I thought so. So let’s maximize that time and those gifts. Let’s redefine our notions of charity – instead of taking dollars from the haves and dropping the dollars on the have-nots – let’s all push a little more to share the time, love and knowledge that we have, with those who have time, love and knowledge to receive…and can reflect right back to us. The revolution is here, folks and we can lead it. These are our homies, our crew, our cities, our world, and this is our legacy. Through GLIDE we get to redefine what it means to be charitable, to give something you have to someone else without asking for anything in particular in return. Even if you don’t ask, I guarantee that your ROI will be substantial.

I recently took a weekend trip with group of friends and their friends, and had a series of conversations with a man who was convinced that the salvation of our society is through complete and total individualism: the “freedom” for each person to pursue life, liberty and happiness, unobstructed. He was obviously a well-read, and very opinionated man, so I honored his assertions, as they apply to himself. They could also apply to his weekend: he could be in charge of his transportation, food, music, and enjoyment of his time spent vacationing. The trouble was that he was not by himself on vacation: there were 17 other folks who needed to get places, eat things, dance, talk, communicate, relate to and get to know each other.  Let’s just say that he was not a team player throughout the weekend, and found himself often on the periphery of the group – something that visibly took away from his happiness. He left the weekend sullen, defeated, and without saying goodbye to anyone. This is not meant to be a socialist manifesto (wait for my next blog post, if this one doesn’t totally disqualify me), but you get the moral of the story. Some of us feel alone in this world, have been told that we are alone in this world, and work hard to be alone in this world. I guarantee that if you met anyone who has interacted with GLIDE – from Sunday Celebrations, to volunteering, to Speak Out, to the Women’s Center Negro Spirituals, to GLIDE Health Serivces, to Pride, to the Family Youth and Childcare Center, to housing, to the recovery, to the Daily Free Meals line – that ALL of these people can say that one thing they got from GLIDE was the knowledge that they are not, and will never be alone.

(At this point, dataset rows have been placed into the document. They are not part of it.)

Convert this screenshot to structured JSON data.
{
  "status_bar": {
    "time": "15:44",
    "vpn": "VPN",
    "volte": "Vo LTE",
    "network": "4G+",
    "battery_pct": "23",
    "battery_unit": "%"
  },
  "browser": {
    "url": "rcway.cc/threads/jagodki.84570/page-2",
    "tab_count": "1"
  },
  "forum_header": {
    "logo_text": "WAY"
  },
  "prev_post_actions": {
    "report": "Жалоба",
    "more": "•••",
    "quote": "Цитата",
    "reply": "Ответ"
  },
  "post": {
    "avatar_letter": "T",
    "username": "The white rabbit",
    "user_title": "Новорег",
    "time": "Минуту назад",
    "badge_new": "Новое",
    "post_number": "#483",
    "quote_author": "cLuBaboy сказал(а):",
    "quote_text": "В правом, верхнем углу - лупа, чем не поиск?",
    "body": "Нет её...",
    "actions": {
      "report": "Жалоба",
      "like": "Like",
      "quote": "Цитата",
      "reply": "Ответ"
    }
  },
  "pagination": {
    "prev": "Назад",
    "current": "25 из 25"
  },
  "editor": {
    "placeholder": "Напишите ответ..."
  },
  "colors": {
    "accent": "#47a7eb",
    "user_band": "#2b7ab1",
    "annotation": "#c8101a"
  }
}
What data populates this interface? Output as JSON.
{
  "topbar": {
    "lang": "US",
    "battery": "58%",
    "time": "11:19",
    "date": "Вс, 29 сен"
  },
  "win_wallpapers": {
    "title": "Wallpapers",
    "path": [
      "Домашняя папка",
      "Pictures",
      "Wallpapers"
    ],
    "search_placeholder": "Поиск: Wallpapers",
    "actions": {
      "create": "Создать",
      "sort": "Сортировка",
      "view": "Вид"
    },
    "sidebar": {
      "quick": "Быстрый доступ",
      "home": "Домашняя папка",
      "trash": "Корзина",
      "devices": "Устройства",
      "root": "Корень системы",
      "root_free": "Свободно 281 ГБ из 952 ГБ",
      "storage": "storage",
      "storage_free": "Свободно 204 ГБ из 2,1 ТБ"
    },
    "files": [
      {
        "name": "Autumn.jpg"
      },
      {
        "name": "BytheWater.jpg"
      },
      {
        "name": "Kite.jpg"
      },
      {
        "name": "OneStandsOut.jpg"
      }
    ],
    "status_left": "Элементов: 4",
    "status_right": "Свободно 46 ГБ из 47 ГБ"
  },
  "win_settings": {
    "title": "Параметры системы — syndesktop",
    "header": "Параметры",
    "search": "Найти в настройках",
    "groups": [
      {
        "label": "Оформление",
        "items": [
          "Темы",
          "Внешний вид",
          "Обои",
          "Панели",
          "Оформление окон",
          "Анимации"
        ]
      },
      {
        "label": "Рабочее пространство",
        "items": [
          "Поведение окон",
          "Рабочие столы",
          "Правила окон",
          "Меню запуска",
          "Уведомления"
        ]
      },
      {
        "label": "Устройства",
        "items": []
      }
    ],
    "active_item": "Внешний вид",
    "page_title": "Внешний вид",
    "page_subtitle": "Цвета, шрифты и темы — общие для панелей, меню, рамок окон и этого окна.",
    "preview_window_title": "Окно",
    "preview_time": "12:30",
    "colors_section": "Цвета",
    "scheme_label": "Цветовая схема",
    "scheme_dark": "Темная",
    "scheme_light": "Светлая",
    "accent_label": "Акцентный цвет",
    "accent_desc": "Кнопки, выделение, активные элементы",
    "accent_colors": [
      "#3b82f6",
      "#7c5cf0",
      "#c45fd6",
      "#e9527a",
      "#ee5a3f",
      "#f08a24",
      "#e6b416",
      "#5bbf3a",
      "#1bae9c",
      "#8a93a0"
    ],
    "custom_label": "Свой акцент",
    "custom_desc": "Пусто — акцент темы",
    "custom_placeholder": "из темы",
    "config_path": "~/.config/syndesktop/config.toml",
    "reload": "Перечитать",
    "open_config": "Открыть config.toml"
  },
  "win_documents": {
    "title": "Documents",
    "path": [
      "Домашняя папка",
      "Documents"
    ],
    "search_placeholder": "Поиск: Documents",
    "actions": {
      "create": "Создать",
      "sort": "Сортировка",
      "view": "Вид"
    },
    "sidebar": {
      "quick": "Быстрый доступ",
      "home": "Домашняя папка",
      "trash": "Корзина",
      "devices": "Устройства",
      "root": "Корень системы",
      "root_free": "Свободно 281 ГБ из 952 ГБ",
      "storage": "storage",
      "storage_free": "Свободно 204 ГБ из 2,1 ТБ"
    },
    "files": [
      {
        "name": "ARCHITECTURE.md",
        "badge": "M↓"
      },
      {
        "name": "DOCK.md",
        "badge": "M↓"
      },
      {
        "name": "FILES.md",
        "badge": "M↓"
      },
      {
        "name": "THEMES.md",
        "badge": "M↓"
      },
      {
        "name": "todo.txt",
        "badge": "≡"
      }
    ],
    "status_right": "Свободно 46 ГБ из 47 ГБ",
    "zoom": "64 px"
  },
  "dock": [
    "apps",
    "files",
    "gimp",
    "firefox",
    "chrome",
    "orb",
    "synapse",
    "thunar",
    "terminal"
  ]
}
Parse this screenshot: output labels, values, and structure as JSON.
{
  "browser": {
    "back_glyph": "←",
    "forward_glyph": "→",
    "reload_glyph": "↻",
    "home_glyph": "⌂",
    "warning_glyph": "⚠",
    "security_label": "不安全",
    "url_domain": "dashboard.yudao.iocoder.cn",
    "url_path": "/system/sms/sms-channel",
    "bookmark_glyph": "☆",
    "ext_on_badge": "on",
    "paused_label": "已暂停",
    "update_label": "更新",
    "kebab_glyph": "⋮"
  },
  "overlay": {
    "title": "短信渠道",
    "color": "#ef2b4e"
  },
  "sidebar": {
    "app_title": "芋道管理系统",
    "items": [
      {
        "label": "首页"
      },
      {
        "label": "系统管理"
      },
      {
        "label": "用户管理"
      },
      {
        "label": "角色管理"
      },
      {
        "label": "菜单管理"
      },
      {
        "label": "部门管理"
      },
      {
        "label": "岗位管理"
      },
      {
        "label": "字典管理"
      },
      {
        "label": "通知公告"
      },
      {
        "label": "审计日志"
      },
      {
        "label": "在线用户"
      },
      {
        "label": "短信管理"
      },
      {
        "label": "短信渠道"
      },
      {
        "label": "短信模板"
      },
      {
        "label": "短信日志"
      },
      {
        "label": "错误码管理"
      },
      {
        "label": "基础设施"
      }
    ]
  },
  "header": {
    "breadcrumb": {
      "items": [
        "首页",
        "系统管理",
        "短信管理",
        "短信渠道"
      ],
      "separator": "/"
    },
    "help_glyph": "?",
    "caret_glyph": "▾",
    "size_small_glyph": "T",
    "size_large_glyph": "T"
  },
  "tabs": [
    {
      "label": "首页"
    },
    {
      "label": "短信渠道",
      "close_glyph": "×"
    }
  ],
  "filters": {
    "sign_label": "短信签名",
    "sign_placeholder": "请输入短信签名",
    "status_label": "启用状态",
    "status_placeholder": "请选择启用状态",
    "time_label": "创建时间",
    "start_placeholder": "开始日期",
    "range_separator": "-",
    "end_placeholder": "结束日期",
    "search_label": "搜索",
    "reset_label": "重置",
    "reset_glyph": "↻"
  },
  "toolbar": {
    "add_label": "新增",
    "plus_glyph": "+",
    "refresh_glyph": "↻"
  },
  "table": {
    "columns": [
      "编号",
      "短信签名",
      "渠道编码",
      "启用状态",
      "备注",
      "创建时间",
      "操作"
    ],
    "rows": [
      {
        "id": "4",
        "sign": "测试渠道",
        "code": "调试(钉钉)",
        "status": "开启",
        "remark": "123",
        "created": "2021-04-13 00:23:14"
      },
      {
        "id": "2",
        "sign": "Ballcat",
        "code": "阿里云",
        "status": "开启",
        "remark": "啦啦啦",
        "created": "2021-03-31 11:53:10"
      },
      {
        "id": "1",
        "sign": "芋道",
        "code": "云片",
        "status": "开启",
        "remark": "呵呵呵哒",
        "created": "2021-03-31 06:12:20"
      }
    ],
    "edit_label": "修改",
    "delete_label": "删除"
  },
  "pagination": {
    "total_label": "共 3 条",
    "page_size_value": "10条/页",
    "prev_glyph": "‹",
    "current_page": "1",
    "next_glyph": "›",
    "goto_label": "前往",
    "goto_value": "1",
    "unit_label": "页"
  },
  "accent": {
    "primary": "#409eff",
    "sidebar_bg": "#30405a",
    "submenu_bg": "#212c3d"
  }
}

It is our job to protect and uplift something this valuable, and to make it available to the generations after us.

You have so many gifts. Your work is not done giving them. We have all had our share of challenges, and carry with us our stories, memories, experiences, allies, strengths, knowledge, and flavor. No one else is better equipped than you are, to do exactly what you do. GLIDE has gifted us with the vessel – they have been practicing unconditional love, healing and social justice for EVERYONE for decades. Now they need us, and especially us, to continue to do the work that both makes our hearts bigger and our lives better, but most importantly opens doors and windows up for others, just like us, to find their true freedoms in the pursuit of happiness.  In that way, our generation can redefine the act of charity.